The Royal Australian and New Zealand College of Psychiatrists (RANZCP), said that mentally ill individuals have a higher tendency to smoke than healthier members of the public. Hence, they would benefit greatly from having access to the safer alternatives, that would at least decrease the likelihood of them experiencing the preventable ailments associated with smoking.
“E-cigarettes … provide a safer way to deliver nicotine to those who are unable to stop smoking, thereby minimising the harms associated with smoking tobacco and reducing some of the health disparities,” said the organization. “The RANZCP therefore supports a cautious approach that takes into account …the significant health benefits which these products present.”
RANZCP board member, Professor David Castle, pointed out that the current regulations are working against people with mental problems. Talking figures, 70% of schizophrenia sufferers and 61% of people with bipolar disorder are smokers, in comparison to the 16% of mentally healthy individuals.
“It’s not like we’ve banned cigarettes, they’re available and legal, but there are restrictions, and we would go with similar restrictions for e-cigarettes,” he said. “The literature shows the risk of cancer is much reduced with e-cigarettes because what actually raises that risk are the aromatic hydrocarbons and other things within the paper and the tobacco. We’re talking about nicotine as a chemical substance released in a vapour form, so it’s a very different scenario.”
Regulatory situation in Australia
In Australia e-cigarette devices are legal, but using nicotine-containing refills are not.

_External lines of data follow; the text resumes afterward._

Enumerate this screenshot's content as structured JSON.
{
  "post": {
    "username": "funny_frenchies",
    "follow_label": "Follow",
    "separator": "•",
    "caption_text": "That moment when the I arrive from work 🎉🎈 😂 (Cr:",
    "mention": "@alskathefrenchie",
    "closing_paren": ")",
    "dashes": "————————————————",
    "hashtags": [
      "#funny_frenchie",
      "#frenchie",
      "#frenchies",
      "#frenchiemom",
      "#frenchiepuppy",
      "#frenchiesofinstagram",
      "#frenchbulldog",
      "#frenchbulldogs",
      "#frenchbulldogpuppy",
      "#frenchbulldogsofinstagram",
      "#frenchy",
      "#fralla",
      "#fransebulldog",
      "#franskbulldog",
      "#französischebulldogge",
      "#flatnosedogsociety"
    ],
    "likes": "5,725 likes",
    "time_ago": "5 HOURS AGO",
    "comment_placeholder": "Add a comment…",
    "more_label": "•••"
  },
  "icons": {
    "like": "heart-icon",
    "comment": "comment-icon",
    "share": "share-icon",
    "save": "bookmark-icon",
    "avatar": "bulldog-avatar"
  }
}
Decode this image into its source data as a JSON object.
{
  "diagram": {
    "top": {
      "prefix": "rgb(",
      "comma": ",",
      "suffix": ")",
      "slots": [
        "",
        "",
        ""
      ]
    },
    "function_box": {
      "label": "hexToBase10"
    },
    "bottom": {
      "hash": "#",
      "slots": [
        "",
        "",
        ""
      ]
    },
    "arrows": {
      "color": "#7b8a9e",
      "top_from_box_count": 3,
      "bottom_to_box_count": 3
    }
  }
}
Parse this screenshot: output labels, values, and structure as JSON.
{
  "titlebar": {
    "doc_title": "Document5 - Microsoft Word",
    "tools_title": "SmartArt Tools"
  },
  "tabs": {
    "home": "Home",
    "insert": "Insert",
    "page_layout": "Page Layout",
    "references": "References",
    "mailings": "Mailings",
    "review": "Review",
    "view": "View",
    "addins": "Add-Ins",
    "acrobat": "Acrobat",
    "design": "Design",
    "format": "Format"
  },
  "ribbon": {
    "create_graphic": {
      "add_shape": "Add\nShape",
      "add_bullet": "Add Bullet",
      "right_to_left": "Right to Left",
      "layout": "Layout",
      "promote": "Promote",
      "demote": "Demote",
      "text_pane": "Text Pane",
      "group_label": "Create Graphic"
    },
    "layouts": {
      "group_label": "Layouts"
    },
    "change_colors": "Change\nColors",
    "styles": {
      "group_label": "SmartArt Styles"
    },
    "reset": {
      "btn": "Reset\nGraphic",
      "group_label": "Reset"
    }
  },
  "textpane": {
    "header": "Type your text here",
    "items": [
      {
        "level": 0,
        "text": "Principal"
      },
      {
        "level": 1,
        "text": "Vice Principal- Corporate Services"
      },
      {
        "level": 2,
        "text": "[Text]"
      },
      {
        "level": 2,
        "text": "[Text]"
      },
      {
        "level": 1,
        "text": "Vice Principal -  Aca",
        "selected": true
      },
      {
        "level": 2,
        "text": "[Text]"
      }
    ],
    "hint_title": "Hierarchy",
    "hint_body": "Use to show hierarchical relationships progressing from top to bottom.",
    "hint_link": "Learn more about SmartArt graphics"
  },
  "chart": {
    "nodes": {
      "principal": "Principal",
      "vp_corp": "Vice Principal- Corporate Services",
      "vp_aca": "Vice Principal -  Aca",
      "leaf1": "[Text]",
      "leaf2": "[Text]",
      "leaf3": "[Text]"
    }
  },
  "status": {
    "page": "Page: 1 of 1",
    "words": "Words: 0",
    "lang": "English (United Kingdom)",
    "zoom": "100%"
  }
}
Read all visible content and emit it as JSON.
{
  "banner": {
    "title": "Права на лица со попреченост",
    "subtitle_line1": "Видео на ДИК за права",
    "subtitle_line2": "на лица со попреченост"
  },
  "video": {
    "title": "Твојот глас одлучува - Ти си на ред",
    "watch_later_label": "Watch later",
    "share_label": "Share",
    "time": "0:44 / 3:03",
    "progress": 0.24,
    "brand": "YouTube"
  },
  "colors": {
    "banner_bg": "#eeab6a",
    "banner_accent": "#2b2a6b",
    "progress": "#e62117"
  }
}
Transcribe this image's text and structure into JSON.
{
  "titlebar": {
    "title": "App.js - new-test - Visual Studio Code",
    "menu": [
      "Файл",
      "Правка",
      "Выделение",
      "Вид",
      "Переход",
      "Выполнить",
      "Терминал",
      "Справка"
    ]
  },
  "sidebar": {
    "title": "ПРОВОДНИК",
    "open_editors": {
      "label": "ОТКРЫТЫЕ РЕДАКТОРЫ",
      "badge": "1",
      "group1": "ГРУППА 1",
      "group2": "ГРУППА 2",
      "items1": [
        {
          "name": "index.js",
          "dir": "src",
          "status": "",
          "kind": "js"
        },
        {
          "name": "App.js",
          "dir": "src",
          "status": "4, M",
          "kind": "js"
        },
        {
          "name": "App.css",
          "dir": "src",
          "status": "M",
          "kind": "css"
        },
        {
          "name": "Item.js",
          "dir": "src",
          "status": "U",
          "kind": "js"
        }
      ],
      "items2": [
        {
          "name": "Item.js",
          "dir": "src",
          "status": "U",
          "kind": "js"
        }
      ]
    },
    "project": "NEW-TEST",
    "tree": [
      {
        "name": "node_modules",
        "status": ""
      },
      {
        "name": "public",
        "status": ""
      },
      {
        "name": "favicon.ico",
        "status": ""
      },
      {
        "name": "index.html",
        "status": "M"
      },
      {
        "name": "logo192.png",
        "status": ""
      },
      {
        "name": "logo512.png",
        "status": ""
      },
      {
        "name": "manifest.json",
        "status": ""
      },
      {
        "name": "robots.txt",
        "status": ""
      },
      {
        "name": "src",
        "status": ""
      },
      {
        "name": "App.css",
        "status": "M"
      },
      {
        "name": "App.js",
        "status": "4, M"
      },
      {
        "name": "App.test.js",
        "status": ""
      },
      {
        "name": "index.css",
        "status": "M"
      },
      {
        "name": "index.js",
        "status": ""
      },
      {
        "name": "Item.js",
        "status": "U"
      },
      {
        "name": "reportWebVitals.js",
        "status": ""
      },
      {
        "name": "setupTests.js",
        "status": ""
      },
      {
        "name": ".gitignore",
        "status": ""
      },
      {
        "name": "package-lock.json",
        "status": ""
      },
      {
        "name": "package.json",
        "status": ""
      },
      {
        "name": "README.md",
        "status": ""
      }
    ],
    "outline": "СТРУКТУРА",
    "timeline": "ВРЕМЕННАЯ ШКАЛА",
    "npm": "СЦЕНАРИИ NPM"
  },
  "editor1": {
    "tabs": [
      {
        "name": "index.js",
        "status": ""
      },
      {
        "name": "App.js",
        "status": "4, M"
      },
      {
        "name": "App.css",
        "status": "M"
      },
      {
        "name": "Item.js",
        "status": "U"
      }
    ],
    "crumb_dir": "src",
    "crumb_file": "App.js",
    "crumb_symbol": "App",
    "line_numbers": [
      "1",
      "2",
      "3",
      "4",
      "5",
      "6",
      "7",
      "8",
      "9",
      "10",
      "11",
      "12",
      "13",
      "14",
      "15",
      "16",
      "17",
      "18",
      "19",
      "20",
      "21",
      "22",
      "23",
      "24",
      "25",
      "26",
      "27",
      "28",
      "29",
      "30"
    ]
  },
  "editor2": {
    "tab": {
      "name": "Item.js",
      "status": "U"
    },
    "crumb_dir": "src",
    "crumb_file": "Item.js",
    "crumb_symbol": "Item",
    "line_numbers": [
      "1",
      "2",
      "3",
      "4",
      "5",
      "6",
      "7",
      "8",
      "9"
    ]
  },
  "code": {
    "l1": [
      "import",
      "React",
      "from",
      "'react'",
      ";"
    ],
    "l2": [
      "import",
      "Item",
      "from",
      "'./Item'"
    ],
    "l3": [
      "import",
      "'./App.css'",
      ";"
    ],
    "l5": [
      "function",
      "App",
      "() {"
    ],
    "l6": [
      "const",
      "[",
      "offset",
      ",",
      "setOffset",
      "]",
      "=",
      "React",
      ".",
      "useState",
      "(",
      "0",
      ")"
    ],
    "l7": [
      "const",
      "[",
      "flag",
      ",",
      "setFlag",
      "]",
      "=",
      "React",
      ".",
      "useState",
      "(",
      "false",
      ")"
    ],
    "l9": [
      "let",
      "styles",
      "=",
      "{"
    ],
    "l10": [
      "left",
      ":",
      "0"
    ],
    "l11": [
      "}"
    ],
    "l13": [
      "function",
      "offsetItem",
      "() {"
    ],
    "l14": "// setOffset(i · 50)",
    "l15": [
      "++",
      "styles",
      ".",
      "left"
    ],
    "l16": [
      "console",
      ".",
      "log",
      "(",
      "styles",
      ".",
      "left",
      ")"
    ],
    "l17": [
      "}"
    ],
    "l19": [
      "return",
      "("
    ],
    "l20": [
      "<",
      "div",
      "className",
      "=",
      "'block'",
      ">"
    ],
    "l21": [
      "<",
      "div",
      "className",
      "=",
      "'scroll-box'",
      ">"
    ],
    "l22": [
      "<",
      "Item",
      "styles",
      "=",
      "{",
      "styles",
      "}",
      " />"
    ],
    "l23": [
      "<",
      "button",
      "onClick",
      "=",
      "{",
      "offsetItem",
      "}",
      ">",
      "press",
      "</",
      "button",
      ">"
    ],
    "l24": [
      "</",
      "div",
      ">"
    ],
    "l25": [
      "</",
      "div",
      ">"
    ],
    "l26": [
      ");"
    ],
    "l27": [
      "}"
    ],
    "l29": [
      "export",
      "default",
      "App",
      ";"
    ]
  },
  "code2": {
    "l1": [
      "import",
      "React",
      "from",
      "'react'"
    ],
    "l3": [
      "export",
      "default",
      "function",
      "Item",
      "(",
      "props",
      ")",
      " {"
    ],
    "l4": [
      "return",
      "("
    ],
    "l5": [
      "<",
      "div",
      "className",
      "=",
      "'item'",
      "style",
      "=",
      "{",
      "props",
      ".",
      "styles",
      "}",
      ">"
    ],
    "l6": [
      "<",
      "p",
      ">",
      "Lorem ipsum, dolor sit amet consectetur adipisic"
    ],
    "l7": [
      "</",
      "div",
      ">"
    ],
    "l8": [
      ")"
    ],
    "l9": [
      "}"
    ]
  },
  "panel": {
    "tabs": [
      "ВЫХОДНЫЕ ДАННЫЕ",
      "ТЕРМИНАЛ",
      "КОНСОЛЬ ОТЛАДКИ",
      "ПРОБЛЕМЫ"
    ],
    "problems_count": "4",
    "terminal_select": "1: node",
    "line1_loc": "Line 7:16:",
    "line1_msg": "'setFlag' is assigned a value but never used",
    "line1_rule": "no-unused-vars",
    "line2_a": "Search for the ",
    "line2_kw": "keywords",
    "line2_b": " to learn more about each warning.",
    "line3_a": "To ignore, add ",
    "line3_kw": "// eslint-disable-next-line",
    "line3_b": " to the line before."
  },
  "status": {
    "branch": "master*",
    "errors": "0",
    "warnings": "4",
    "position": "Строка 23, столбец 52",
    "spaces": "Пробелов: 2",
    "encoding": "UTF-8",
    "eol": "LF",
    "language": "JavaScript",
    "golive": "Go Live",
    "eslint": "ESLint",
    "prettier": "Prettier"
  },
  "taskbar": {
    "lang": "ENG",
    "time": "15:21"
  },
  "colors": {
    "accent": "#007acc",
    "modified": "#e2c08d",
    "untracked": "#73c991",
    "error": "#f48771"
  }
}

In August 2016, many public health activists, amongst which the New Nicotine Alliance (NNA), had submitted proposals to local regulator Therapeutic Goods Administration (TGA), to remove nicotine concentrations of below 3.6% from the Poisons Standard. Their argument was that nicotine containing e-cigarettes hold a lot of potential if used for smoking cessation, and are at best excellent harm reduction tools.
However, in February 2017, the TGA rejected the application and upheld the nicotine ban. “The TGA is essentially saying to the hundreds of thousands of Australians who have already quit smoking by using e-cigarettes: You quit the wrong way. We are not going to let you do this. But you can go and buy a pack of smokes, no problem.” said Dr. Attila Danko from NNA AU, at the time.
RANZCP adopts a different stance from medical community in Australia
Renowned doctor, and tobacco treatment specialist Colin Mendelsohn, who is also an Associate Professor in the School of Public Health and Community Medicine at the University of NSW labelled the RANZCP’s position as being in “sharp contrast” to the Australian Medical Association’s (AMA) “prohibitionist view”.
He applauded the RANZCP for looking at the evidence and taking a leading position in breaking away from the Association. “The AMA’s position paper was a disgrace, I was embarrassed; they ignored all the international evidence, that New Zealand and Canada have looked at the evidence and decided to make e-cigarettes legal,” said Mendelsohn.
However, the president of Australian Medical Association (AMA), Dr. Michael Gannon, is denying that that RANZCP’s stance contrasts in any way with that of the AMA. “The AMA takes a more population health view of the issues and worries significantly about the normalisation of vaping and the evidence that suggests it represents a gateway drug to heavier use of tobacco,” he said. “RANZCP, representing doctors in two countries, has carefully looked at the evidence and come up with a different view, which recognises the needs of their patients.”
AMA still referring to the proven unsound ‘Gateway Theory’
The Australian doctors who addressed the federal parliamentary committee earlier in July, pointed out how smoking rates have drastically decreased in countries where vaping was either endorsed, such as in the UK, or where nicotine-containing e-liquids are at least available, such as in the US. Additionally, they pointed out that that the theories that vaping either normalises (or acts as a gateway to) smoking, which the AMA referred to above, have been proven unsound.
More info : The Sydney Morning Herald